- EXERCISE INSTRUCTIONS: Copy out, from the data, each line containing the string "JSON".

(EXERCISE DATA)

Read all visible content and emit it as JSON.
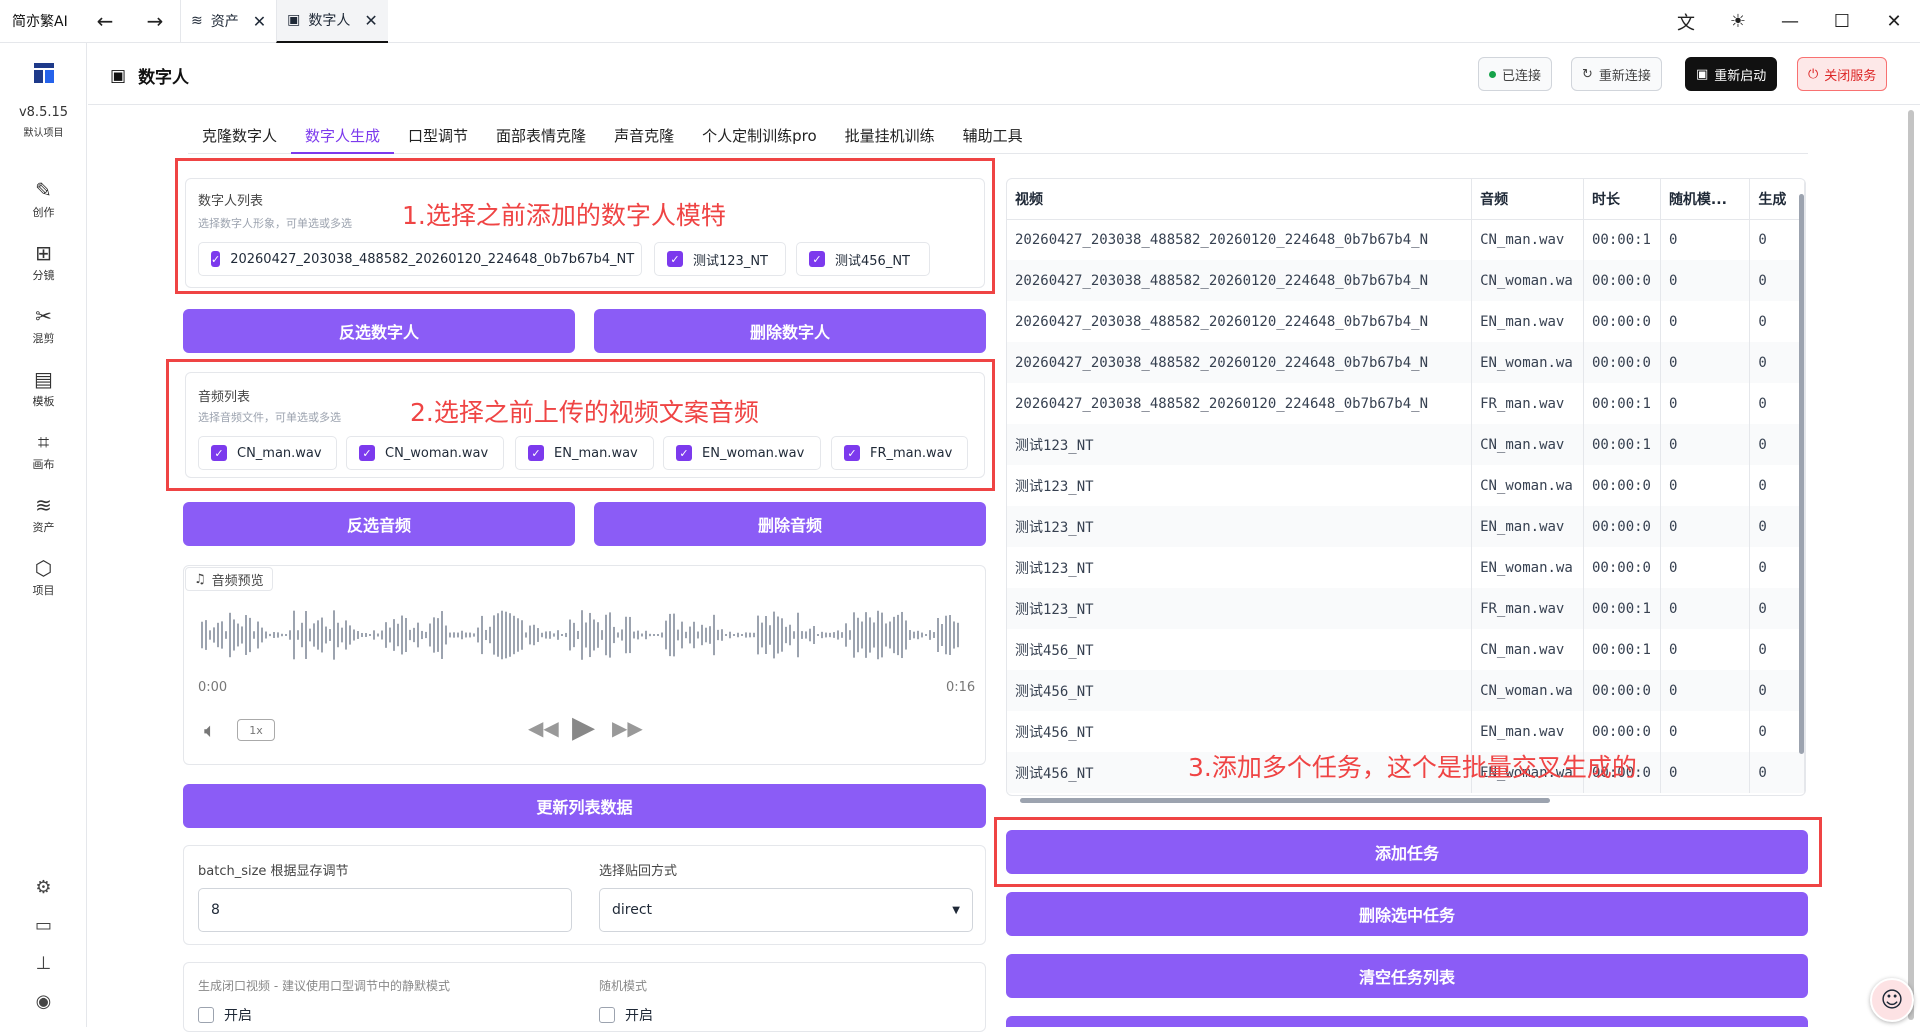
{
  "titlebar": {
    "app_name": "简亦繁AI",
    "tabs": [
      {
        "label": "资产",
        "icon": "layers-icon"
      },
      {
        "label": "数字人",
        "icon": "portrait-icon"
      }
    ]
  },
  "sidebar": {
    "version": "v8.5.15",
    "project": "默认项目",
    "items": [
      {
        "label": "创作",
        "icon": "pencil-icon"
      },
      {
        "label": "分镜",
        "icon": "storyboard-icon"
      },
      {
        "label": "混剪",
        "icon": "scissors-icon"
      },
      {
        "label": "模板",
        "icon": "clapper-icon"
      },
      {
        "label": "画布",
        "icon": "canvas-icon"
      },
      {
        "label": "资产",
        "icon": "layers-icon"
      },
      {
        "label": "项目",
        "icon": "box-icon"
      }
    ]
  },
  "header": {
    "title": "数字人",
    "status": "已连接",
    "reconnect": "重新连接",
    "restart": "重新启动",
    "shutdown": "关闭服务"
  },
  "subtabs": [
    "克隆数字人",
    "数字人生成",
    "口型调节",
    "面部表情克隆",
    "声音克隆",
    "个人定制训练pro",
    "批量挂机训练",
    "辅助工具"
  ],
  "digital_humans": {
    "label": "数字人列表",
    "hint": "选择数字人形象，可单选或多选",
    "items": [
      "20260427_203038_488582_20260120_224648_0b7b67b4_NT",
      "测试123_NT",
      "测试456_NT"
    ]
  },
  "annotations": {
    "step1": "1.选择之前添加的数字人模特",
    "step2": "2.选择之前上传的视频文案音频",
    "step3": "3.添加多个任务，这个是批量交叉生成的"
  },
  "buttons": {
    "invert_humans": "反选数字人",
    "delete_humans": "删除数字人",
    "invert_audio": "反选音频",
    "delete_audio": "删除音频",
    "refresh": "更新列表数据",
    "add_task": "添加任务",
    "delete_selected": "删除选中任务",
    "clear_tasks": "清空任务列表"
  },
  "audio": {
    "label": "音频列表",
    "hint": "选择音频文件，可单选或多选",
    "items": [
      "CN_man.wav",
      "CN_woman.wav",
      "EN_man.wav",
      "EN_woman.wav",
      "FR_man.wav"
    ]
  },
  "preview": {
    "label": "音频预览",
    "start": "0:00",
    "end": "0:16",
    "speed": "1x"
  },
  "batch": {
    "label": "batch_size 根据显存调节",
    "value": "8"
  },
  "paste_mode": {
    "label": "选择贴回方式",
    "value": "direct"
  },
  "closed_mouth": {
    "label": "生成闭口视频 - 建议使用口型调节中的静默模式",
    "option": "开启"
  },
  "random_mode": {
    "label": "随机模式",
    "option": "开启"
  },
  "tasks": {
    "columns": [
      "视频",
      "音频",
      "时长",
      "随机模...",
      "生成"
    ],
    "rows": [
      [
        "20260427_203038_488582_20260120_224648_0b7b67b4_N",
        "CN_man.wav",
        "00:00:1",
        "0",
        "0"
      ],
      [
        "20260427_203038_488582_20260120_224648_0b7b67b4_N",
        "CN_woman.wa",
        "00:00:0",
        "0",
        "0"
      ],
      [
        "20260427_203038_488582_20260120_224648_0b7b67b4_N",
        "EN_man.wav",
        "00:00:0",
        "0",
        "0"
      ],
      [
        "20260427_203038_488582_20260120_224648_0b7b67b4_N",
        "EN_woman.wa",
        "00:00:0",
        "0",
        "0"
      ],
      [
        "20260427_203038_488582_20260120_224648_0b7b67b4_N",
        "FR_man.wav",
        "00:00:1",
        "0",
        "0"
      ],
      [
        "测试123_NT",
        "CN_man.wav",
        "00:00:1",
        "0",
        "0"
      ],
      [
        "测试123_NT",
        "CN_woman.wa",
        "00:00:0",
        "0",
        "0"
      ],
      [
        "测试123_NT",
        "EN_man.wav",
        "00:00:0",
        "0",
        "0"
      ],
      [
        "测试123_NT",
        "EN_woman.wa",
        "00:00:0",
        "0",
        "0"
      ],
      [
        "测试123_NT",
        "FR_man.wav",
        "00:00:1",
        "0",
        "0"
      ],
      [
        "测试456_NT",
        "CN_man.wav",
        "00:00:1",
        "0",
        "0"
      ],
      [
        "测试456_NT",
        "CN_woman.wa",
        "00:00:0",
        "0",
        "0"
      ],
      [
        "测试456_NT",
        "EN_man.wav",
        "00:00:0",
        "0",
        "0"
      ],
      [
        "测试456_NT",
        "EN_woman.wa",
        "00:00:0",
        "0",
        "0"
      ]
    ]
  },
  "colors": {
    "accent": "#8b5cf6",
    "annotation": "#ef4444",
    "connected": "#16a34a"
  }
}
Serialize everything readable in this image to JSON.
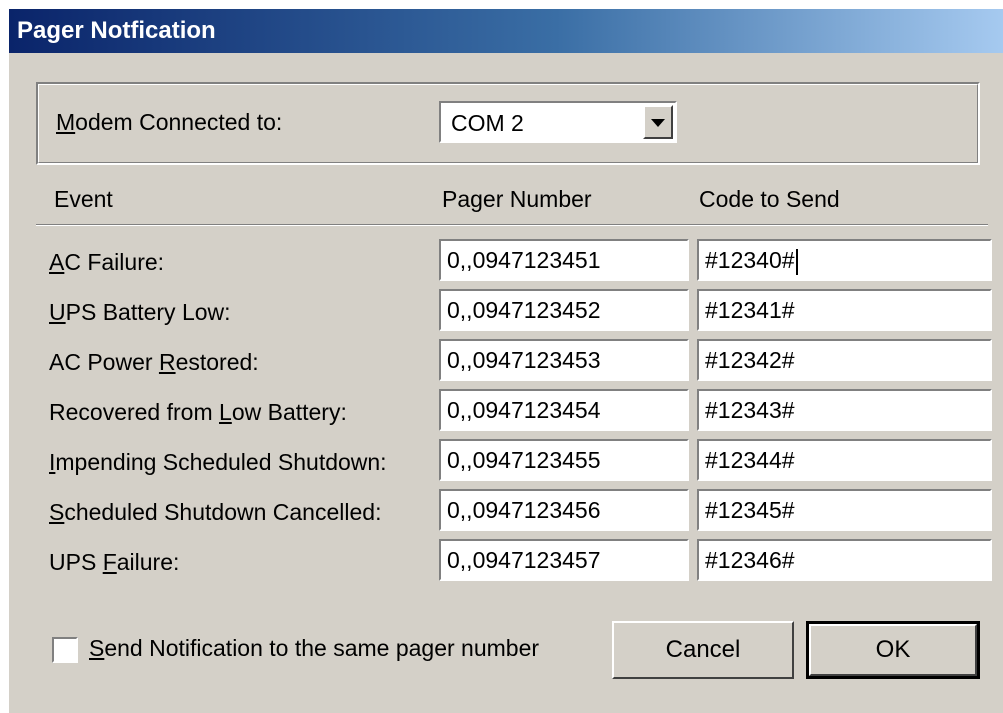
{
  "window": {
    "title": "Pager Notfication"
  },
  "modem": {
    "label_accel": "M",
    "label_rest": "odem Connected to:",
    "selected": "COM 2"
  },
  "headers": {
    "event": "Event",
    "pager_number": "Pager Number",
    "code_to_send": "Code to Send"
  },
  "rows": [
    {
      "pre": "",
      "accel": "A",
      "post": "C Failure:",
      "pager": "0,,0947123451",
      "code": "#12340#"
    },
    {
      "pre": "",
      "accel": "U",
      "post": "PS Battery Low:",
      "pager": "0,,0947123452",
      "code": "#12341#"
    },
    {
      "pre": "AC Power ",
      "accel": "R",
      "post": "estored:",
      "pager": "0,,0947123453",
      "code": "#12342#"
    },
    {
      "pre": "Recovered from ",
      "accel": "L",
      "post": "ow Battery:",
      "pager": "0,,0947123454",
      "code": "#12343#"
    },
    {
      "pre": "",
      "accel": "I",
      "post": "mpending Scheduled Shutdown:",
      "pager": "0,,0947123455",
      "code": "#12344#"
    },
    {
      "pre": "",
      "accel": "S",
      "post": "cheduled Shutdown Cancelled:",
      "pager": "0,,0947123456",
      "code": "#12345#"
    },
    {
      "pre": "UPS ",
      "accel": "F",
      "post": "ailure:",
      "pager": "0,,0947123457",
      "code": "#12346#"
    }
  ],
  "same_pager": {
    "checked": false,
    "label_accel": "S",
    "label_rest": "end Notification to the same pager number"
  },
  "buttons": {
    "cancel": "Cancel",
    "ok": "OK"
  },
  "colors": {
    "face": "#d4d0c8",
    "title_start": "#0a246a",
    "title_end": "#a6caf0"
  }
}
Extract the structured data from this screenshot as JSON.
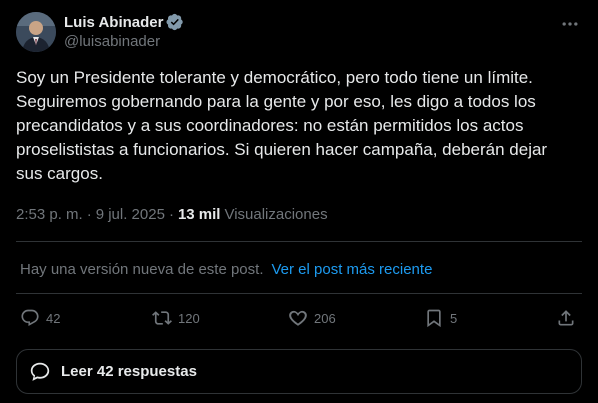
{
  "author": {
    "name": "Luis Abinader",
    "handle": "@luisabinader"
  },
  "tweet": {
    "text": "Soy un Presidente tolerante y democrático, pero todo tiene un límite.\nSeguiremos gobernando para la gente y por eso, les digo a todos los\nprecandidatos y a sus coordinadores: no están permitidos los actos\nproselististas a funcionarios. Si quieren hacer campaña, deberán dejar\nsus cargos."
  },
  "meta": {
    "time": "2:53 p. m.",
    "separator": "·",
    "date": "9 jul. 2025",
    "views_count": "13 mil",
    "views_label": "Visualizaciones"
  },
  "notice": {
    "text": "Hay una versión nueva de este post.",
    "link": "Ver el post más reciente"
  },
  "actions": {
    "replies": "42",
    "reposts": "120",
    "likes": "206",
    "bookmarks": "5"
  },
  "read_replies": {
    "label": "Leer 42 respuestas"
  },
  "colors": {
    "background": "#000000",
    "text": "#e7e9ea",
    "muted": "#71767b",
    "link": "#1d9bf0",
    "border": "#2f3336"
  },
  "icons": [
    "verified-badge-icon",
    "more-icon",
    "reply-icon",
    "repost-icon",
    "like-icon",
    "bookmark-icon",
    "share-icon",
    "speech-bubble-icon"
  ]
}
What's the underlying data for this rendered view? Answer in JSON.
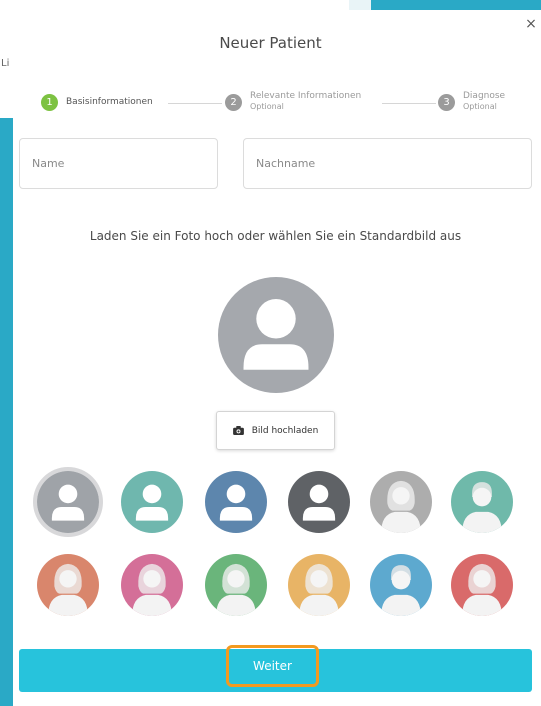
{
  "background": {
    "left_label": "Li"
  },
  "modal": {
    "title": "Neuer Patient",
    "close_glyph": "×"
  },
  "stepper": [
    {
      "number": "1",
      "label": "Basisinformationen",
      "sublabel": "",
      "state": "active"
    },
    {
      "number": "2",
      "label": "Relevante Informationen",
      "sublabel": "Optional",
      "state": "inactive"
    },
    {
      "number": "3",
      "label": "Diagnose",
      "sublabel": "Optional",
      "state": "inactive"
    }
  ],
  "form": {
    "name_placeholder": "Name",
    "lastname_placeholder": "Nachname"
  },
  "photo": {
    "instruction": "Laden Sie ein Foto hoch oder wählen Sie ein Standardbild aus",
    "upload_label": "Bild hochladen",
    "upload_icon": "camera-icon"
  },
  "avatar_options": [
    {
      "kind": "generic",
      "bg": "#9fa3a8",
      "selected": true
    },
    {
      "kind": "generic",
      "bg": "#6fb7ae",
      "selected": false
    },
    {
      "kind": "generic",
      "bg": "#5d86ad",
      "selected": false
    },
    {
      "kind": "generic",
      "bg": "#5f6266",
      "selected": false
    },
    {
      "kind": "woman",
      "bg": "#adadad",
      "selected": false
    },
    {
      "kind": "man",
      "bg": "#6fb9aa",
      "selected": false
    },
    {
      "kind": "woman",
      "bg": "#d9866c",
      "selected": false
    },
    {
      "kind": "woman",
      "bg": "#d46f98",
      "selected": false
    },
    {
      "kind": "woman",
      "bg": "#6ab57b",
      "selected": false
    },
    {
      "kind": "woman",
      "bg": "#e8b466",
      "selected": false
    },
    {
      "kind": "man",
      "bg": "#5da9cf",
      "selected": false
    },
    {
      "kind": "woman",
      "bg": "#d96a6a",
      "selected": false
    }
  ],
  "footer": {
    "continue_label": "Weiter"
  },
  "colors": {
    "accent": "#27c3dc",
    "step_active": "#7dc242",
    "step_inactive": "#9b9b9b",
    "highlight": "#f39a1f"
  }
}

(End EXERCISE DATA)

- TASK SOLUTION:
Read all visible content and emit it as JSON.
Serialize everything readable in this image to JSON.
Extract the structured data from this screenshot as JSON.
What's the underlying data for this rendered view? Answer in JSON.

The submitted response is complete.